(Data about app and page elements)
=======
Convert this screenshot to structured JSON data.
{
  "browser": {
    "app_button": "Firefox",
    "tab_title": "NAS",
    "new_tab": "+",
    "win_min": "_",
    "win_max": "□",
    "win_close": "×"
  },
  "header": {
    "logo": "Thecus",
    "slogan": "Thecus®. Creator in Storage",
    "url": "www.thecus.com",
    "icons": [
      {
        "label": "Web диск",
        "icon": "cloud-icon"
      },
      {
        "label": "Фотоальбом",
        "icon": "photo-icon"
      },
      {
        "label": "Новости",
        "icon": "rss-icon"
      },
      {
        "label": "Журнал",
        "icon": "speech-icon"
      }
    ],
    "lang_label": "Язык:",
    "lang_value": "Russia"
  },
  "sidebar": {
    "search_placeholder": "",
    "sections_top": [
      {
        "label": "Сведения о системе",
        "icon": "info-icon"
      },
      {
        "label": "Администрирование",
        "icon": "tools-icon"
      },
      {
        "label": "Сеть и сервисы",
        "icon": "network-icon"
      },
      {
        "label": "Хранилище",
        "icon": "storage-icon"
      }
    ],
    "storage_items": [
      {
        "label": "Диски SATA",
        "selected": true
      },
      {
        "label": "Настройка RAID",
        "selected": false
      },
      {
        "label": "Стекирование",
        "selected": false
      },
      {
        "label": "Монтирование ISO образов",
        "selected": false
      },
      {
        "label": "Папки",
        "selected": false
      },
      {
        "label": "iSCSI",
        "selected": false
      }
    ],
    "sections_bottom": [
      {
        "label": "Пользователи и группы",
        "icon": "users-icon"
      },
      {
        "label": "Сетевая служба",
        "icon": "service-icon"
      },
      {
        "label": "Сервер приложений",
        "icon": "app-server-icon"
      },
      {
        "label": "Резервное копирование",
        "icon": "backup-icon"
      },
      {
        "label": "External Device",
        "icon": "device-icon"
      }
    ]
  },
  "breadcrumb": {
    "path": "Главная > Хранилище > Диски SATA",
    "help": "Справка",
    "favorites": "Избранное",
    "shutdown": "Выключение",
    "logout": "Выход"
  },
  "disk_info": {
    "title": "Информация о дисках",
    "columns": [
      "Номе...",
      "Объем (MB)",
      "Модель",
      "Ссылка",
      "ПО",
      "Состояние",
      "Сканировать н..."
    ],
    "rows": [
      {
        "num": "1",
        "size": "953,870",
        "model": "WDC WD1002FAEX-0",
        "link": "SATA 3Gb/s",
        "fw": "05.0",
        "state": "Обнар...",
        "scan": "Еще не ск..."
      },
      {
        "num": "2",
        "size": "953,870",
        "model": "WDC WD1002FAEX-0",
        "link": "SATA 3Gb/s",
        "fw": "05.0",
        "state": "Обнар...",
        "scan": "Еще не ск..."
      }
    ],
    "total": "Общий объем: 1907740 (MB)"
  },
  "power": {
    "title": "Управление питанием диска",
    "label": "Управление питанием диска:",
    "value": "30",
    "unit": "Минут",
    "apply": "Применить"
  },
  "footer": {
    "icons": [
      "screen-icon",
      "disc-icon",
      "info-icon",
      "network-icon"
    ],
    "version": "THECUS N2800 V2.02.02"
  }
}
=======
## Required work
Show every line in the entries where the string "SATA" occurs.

## Exercise result
        "label": "Диски SATA",
    "path": "Главная > Хранилище > Диски SATA",
        "link": "SATA 3Gb/s",
        "link": "SATA 3Gb/s",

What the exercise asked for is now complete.